Instructions for the task
Each entry below must be repeated word for word.

Data for processing
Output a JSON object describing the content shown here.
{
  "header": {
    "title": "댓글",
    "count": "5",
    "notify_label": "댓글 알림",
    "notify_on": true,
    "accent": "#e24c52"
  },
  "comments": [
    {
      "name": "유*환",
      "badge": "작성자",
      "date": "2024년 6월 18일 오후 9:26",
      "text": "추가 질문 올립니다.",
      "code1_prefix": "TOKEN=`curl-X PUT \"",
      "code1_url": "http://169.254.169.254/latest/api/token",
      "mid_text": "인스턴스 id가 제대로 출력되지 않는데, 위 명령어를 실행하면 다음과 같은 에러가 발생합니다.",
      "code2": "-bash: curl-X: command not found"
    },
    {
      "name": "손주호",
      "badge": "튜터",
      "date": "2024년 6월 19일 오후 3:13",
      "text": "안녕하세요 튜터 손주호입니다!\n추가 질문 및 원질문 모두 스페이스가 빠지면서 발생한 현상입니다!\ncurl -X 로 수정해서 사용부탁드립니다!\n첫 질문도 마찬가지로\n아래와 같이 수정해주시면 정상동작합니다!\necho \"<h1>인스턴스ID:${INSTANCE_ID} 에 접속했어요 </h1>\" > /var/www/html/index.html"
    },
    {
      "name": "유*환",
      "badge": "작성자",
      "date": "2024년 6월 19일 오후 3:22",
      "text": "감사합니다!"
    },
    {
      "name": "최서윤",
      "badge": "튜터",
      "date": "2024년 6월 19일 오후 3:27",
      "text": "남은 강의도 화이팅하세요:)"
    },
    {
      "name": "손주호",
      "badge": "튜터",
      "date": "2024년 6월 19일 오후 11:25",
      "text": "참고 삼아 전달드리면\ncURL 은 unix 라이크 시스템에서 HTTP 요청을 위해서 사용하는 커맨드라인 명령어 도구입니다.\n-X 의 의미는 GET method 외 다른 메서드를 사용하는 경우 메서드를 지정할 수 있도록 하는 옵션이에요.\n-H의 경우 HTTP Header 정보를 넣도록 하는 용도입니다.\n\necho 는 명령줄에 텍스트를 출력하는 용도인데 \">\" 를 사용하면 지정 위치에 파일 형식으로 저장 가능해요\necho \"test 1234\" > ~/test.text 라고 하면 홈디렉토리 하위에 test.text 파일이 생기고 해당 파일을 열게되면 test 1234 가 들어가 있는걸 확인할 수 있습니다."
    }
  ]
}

Task answer
Output a JSON object describing the content shown here.
{
  "header": {
    "title": "댓글",
    "count": "5",
    "notify_label": "댓글 알림",
    "notify_on": true,
    "accent": "#e24c52"
  },
  "comments": [
    {
      "name": "유*환",
      "badge": "작성자",
      "date": "2024년 6월 18일 오후 9:26",
      "text": "추가 질문 올립니다.",
      "code1_prefix": "TOKEN=`curl-X PUT \"",
      "code1_url": "http://169.254.169.254/latest/api/token",
      "mid_text": "인스턴스 id가 제대로 출력되지 않는데, 위 명령어를 실행하면 다음과 같은 에러가 발생합니다.",
      "code2": "-bash: curl-X: command not found"
    },
    {
      "name": "손주호",
      "badge": "튜터",
      "date": "2024년 6월 19일 오후 3:13",
      "text": "안녕하세요 튜터 손주호입니다!\n추가 질문 및 원질문 모두 스페이스가 빠지면서 발생한 현상입니다!\ncurl -X 로 수정해서 사용부탁드립니다!\n첫 질문도 마찬가지로\n아래와 같이 수정해주시면 정상동작합니다!\necho \"<h1>인스턴스ID:${INSTANCE_ID} 에 접속했어요 </h1>\" > /var/www/html/index.html"
    },
    {
      "name": "유*환",
      "badge": "작성자",
      "date": "2024년 6월 19일 오후 3:22",
      "text": "감사합니다!"
    },
    {
      "name": "최서윤",
      "badge": "튜터",
      "date": "2024년 6월 19일 오후 3:27",
      "text": "남은 강의도 화이팅하세요:)"
    },
    {
      "name": "손주호",
      "badge": "튜터",
      "date": "2024년 6월 19일 오후 11:25",
      "text": "참고 삼아 전달드리면\ncURL 은 unix 라이크 시스템에서 HTTP 요청을 위해서 사용하는 커맨드라인 명령어 도구입니다.\n-X 의 의미는 GET method 외 다른 메서드를 사용하는 경우 메서드를 지정할 수 있도록 하는 옵션이에요.\n-H의 경우 HTTP Header 정보를 넣도록 하는 용도입니다.\n\necho 는 명령줄에 텍스트를 출력하는 용도인데 \">\" 를 사용하면 지정 위치에 파일 형식으로 저장 가능해요\necho \"test 1234\" > ~/test.text 라고 하면 홈디렉토리 하위에 test.text 파일이 생기고 해당 파일을 열게되면 test 1234 가 들어가 있는걸 확인할 수 있습니다."
    }
  ]
}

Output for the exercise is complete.